The world was all lapis lazuli and gold on the morning that I first thought of myself as a unit of production, a barcode. Of little more substance than the sickly smiling photopass that swung by a balding string from my belt. It was an epiphany, the first of many. I turned over possibilities in my mind. A strikingly handsome woman boarded my bus and sat down next to me. Her wild curly hair was the colour of fire and earth, her eyes exclamations. I half turned and scanned the empty seats to express an irritation I didn’t altogether feel.
“Georgie,” she said in a quiet low singsong that was either Scottish or Manx. She offered her hand. Her overalls, though they were white and spotlessly clean, stank roundly of sheep, unpleasant, but without the spiky acid highs of, say, a Roquefort cheese.
“Parsley,” I said. We shook hands. Her grip was warm. “My name is Douglas Parsley.” I showed her my pass by way of introduction. “Of the flat leaf variety, nowadays,” I said indicating the diminishing vigour of my hairline. “Though in my younger days, back when this likeness was captured in plastic you’ll notice I hailed from the curly side of the species.” I auto-laughed at my own joke, an infuriating high warble that I’d never managed to train despite countless hours of practice. “Ah, to be young and foolish again!” I added. She studied my pass, looked up at me.
“Interesting,” she said. “Do you always talk like that?”
“As though discussion were a formula.” I frowned at that and considered sulking but I could see that no malice was intended. An uncomfortable silence ensued. The bus moved. Outside the windows life continued. I realised she expected an answer.
“I don’t think so,” I said.
“Oh good,” she said. She smiled brightly. I smiled back. She said “Do you have a job?” I raised an eyebrow and glanced again at my pass. Underneath my photograph and the insipid corporate logo was printed my name, the start date of my employment and the words, Credit Controller.
“I do,” I said.
“And what do you do?” She said.
“I work in credit control,” I said. “I’m a Credit Controller.”
“How lovely,” she said.
“Of course you do,” I said. I bestowed an oily smile.
“…I do,” she said.
“No, I mean, I know you do. It’s kind of obvious.”
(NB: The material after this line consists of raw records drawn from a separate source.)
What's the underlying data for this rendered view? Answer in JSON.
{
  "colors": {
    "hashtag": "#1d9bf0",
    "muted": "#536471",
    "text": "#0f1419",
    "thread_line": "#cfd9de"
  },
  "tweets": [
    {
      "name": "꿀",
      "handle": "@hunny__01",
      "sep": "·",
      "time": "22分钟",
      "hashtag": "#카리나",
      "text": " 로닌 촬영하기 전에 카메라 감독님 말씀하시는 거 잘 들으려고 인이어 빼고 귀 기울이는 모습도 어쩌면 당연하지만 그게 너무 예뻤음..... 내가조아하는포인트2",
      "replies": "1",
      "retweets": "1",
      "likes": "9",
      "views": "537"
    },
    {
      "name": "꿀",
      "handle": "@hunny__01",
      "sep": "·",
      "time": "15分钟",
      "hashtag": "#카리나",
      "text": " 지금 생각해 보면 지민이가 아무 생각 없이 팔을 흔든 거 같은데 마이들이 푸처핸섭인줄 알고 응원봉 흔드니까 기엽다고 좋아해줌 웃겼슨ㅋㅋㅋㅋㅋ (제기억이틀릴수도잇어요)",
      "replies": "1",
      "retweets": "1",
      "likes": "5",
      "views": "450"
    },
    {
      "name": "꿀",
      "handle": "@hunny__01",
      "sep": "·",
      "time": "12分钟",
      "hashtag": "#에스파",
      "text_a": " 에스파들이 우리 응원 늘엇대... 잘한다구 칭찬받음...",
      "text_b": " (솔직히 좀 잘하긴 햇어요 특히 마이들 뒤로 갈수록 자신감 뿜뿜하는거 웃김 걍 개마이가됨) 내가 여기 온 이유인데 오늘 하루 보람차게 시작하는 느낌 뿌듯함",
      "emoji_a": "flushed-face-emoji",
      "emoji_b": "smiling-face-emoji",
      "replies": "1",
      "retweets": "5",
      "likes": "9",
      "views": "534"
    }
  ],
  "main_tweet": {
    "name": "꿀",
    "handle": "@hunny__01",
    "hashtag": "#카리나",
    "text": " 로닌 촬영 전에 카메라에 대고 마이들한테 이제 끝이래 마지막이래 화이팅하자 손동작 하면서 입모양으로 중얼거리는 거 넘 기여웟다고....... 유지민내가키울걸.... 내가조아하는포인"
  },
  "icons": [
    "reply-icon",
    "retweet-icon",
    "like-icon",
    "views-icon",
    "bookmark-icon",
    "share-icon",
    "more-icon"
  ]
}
“Oh,” she said. “The smell?” I hesitated, then nodded. She said, “Sorry. It’s the fat from their fleeces. The sheep. Gets everywhere. But I save a fortune in moisturiser.” We sat in silence for a while. I mulled this over, wondering if the zero sum effluvia of my world had permeated my pores and clothing so thoroughly. Formula?
“Nae bother,” I said. We looked out of the windows. I wanted to ask what a farmer was doing on a rush hour bus, or what would make her the happiest woman who ever lived. I wished I could ask why she had sat next to me, or even if she’d like to have dinner with me sometime. Instead I opened my mouth and bleated, “So, are sheep as stupid as everyone says?” Her look reconfigured me. Something light and unfathomable retreated beneath her shining skin. She stood and made her way to the door, turning before she stepped off of the bus and out of my life.
“No more than the rest of us,” she said.
At work I couldn’t settle.
The next day, a Friday, I deleted a cell from an important spreadsheet. It calmed me fleetingly.
At the weekend I filled my bicycle panniers with accumulated frippery, adornments, bits of junk and nonsense, and took them to the dump. When I got back I did it again, and later again. The calm space within me grew a little. On the following Thursday, a week after I met her, I amended a carefully crafted lookup on a suite of spreadsheets, rendering them all but useless. The next day I deleted the spreadsheets themselves, and then the backups. I donated my collection of novelty stress toys to my colleagues and quietly cleared my desk, dotting pens and packets of sticky notes in discrete caches around the office. Three weeks after Georgie I stopped going to work. I no longer had any work to do and besides, I needed the time to organise the sale of my furniture. It was another week before anyone noticed my absence. In the evenings I stripped my tiny flat of anything I could do without. I cut a dreary Kandinsky print from a frame and replaced it with my corporate pass, hanging it in pride of place above the empty fireplace. I sold my bed. A month after we met I could fit my belongings into a holdall. I felt lighter than air.
At night I left the windows wide open unafraid of burglars. When the last of my stuff was gone I curled up on the floor and slept undisturbed. It might have been days. When I awoke the world was all lapis lazuli and gold. I wondered briefly if I had died, and surprised myself that I wouldn’t mind if I had. But I must be alive, I thought. You’re only dead when you stop surprising yourself. I felt like walking and never looking back.
A knock at the front door got me to my feet. Through the open window drifted the wholesome stink of sheep. Behind the frosted glass sunlight sparkled on a cascade of flame red hair.